Exercise input:
☆ ☆ ☆ ☆
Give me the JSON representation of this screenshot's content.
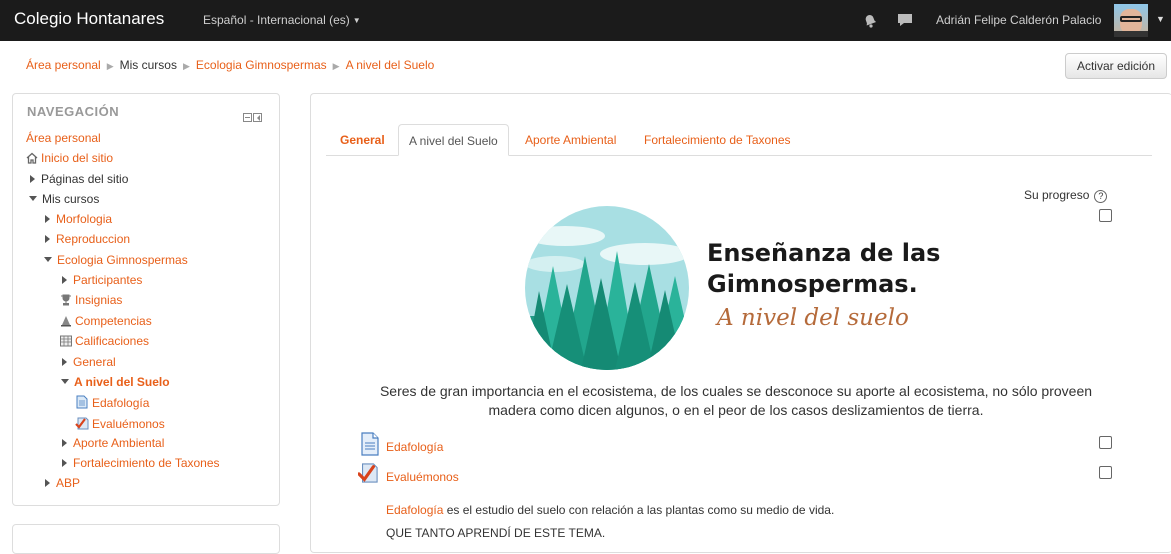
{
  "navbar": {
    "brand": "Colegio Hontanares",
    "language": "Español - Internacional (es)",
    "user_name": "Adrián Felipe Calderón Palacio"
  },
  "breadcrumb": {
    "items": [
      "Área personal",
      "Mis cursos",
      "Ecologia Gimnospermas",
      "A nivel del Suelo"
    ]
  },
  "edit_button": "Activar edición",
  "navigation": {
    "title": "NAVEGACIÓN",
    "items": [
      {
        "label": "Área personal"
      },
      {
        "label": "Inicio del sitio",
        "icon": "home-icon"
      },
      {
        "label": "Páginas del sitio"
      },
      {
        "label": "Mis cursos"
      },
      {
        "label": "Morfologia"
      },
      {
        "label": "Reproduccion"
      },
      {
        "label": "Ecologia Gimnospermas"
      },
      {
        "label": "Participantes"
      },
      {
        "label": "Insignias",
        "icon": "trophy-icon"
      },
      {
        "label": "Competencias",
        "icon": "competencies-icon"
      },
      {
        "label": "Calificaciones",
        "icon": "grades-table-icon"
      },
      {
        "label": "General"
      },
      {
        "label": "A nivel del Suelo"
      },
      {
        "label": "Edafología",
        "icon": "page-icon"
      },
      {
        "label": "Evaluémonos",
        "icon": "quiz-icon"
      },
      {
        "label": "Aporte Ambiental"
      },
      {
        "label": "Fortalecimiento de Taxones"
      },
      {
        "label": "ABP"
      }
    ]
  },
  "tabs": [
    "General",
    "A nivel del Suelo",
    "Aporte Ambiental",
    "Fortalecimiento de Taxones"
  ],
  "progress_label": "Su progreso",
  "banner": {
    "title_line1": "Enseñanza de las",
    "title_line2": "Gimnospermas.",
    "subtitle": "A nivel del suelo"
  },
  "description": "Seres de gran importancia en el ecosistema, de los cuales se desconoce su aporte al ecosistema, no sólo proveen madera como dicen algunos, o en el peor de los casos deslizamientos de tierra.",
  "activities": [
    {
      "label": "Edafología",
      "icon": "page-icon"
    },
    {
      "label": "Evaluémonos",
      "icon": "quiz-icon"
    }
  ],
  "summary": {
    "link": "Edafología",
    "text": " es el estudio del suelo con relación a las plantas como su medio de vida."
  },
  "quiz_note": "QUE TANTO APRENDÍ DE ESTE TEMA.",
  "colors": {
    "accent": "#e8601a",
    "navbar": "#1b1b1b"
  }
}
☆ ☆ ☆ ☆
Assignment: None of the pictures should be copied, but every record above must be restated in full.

Your solution:
Give me the JSON representation of this screenshot's content.
{
  "navbar": {
    "brand": "Colegio Hontanares",
    "language": "Español - Internacional (es)",
    "user_name": "Adrián Felipe Calderón Palacio"
  },
  "breadcrumb": {
    "items": [
      "Área personal",
      "Mis cursos",
      "Ecologia Gimnospermas",
      "A nivel del Suelo"
    ]
  },
  "edit_button": "Activar edición",
  "navigation": {
    "title": "NAVEGACIÓN",
    "items": [
      {
        "label": "Área personal"
      },
      {
        "label": "Inicio del sitio",
        "icon": "home-icon"
      },
      {
        "label": "Páginas del sitio"
      },
      {
        "label": "Mis cursos"
      },
      {
        "label": "Morfologia"
      },
      {
        "label": "Reproduccion"
      },
      {
        "label": "Ecologia Gimnospermas"
      },
      {
        "label": "Participantes"
      },
      {
        "label": "Insignias",
        "icon": "trophy-icon"
      },
      {
        "label": "Competencias",
        "icon": "competencies-icon"
      },
      {
        "label": "Calificaciones",
        "icon": "grades-table-icon"
      },
      {
        "label": "General"
      },
      {
        "label": "A nivel del Suelo"
      },
      {
        "label": "Edafología",
        "icon": "page-icon"
      },
      {
        "label": "Evaluémonos",
        "icon": "quiz-icon"
      },
      {
        "label": "Aporte Ambiental"
      },
      {
        "label": "Fortalecimiento de Taxones"
      },
      {
        "label": "ABP"
      }
    ]
  },
  "tabs": [
    "General",
    "A nivel del Suelo",
    "Aporte Ambiental",
    "Fortalecimiento de Taxones"
  ],
  "progress_label": "Su progreso",
  "banner": {
    "title_line1": "Enseñanza de las",
    "title_line2": "Gimnospermas.",
    "subtitle": "A nivel del suelo"
  },
  "description": "Seres de gran importancia en el ecosistema, de los cuales se desconoce su aporte al ecosistema, no sólo proveen madera como dicen algunos, o en el peor de los casos deslizamientos de tierra.",
  "activities": [
    {
      "label": "Edafología",
      "icon": "page-icon"
    },
    {
      "label": "Evaluémonos",
      "icon": "quiz-icon"
    }
  ],
  "summary": {
    "link": "Edafología",
    "text": " es el estudio del suelo con relación a las plantas como su medio de vida."
  },
  "quiz_note": "QUE TANTO APRENDÍ DE ESTE TEMA.",
  "colors": {
    "accent": "#e8601a",
    "navbar": "#1b1b1b"
  }
}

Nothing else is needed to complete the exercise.